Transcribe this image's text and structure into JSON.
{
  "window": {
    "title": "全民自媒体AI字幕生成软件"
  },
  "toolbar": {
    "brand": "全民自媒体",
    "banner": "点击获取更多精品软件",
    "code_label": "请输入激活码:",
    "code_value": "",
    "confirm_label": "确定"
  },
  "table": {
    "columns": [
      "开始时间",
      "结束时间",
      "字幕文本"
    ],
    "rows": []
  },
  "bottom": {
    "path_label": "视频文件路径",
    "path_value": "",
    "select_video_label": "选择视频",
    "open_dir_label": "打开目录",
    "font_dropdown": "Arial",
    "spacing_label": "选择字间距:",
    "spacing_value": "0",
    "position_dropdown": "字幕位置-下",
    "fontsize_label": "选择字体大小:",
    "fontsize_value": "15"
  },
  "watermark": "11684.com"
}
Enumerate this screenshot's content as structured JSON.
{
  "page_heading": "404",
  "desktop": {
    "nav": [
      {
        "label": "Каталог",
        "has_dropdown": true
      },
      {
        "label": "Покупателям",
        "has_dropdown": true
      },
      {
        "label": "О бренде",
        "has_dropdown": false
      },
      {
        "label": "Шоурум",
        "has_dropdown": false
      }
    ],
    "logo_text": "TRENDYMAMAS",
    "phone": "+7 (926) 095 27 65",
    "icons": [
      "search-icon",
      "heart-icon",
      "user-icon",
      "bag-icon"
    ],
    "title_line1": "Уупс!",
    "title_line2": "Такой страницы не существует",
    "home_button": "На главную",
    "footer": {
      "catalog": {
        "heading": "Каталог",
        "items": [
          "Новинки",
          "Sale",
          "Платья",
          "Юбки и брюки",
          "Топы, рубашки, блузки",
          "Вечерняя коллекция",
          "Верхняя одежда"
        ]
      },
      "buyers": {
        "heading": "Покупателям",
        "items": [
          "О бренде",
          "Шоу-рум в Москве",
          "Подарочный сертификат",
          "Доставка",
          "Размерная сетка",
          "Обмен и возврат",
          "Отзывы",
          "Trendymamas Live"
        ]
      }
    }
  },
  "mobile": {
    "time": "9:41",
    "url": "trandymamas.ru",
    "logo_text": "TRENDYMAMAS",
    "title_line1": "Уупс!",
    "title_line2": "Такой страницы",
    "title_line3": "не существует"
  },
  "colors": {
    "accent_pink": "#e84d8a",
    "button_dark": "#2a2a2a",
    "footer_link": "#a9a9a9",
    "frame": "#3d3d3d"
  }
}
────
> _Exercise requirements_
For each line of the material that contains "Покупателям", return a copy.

> _Exercise solution_
        "label": "Покупателям",
        "heading": "Покупателям",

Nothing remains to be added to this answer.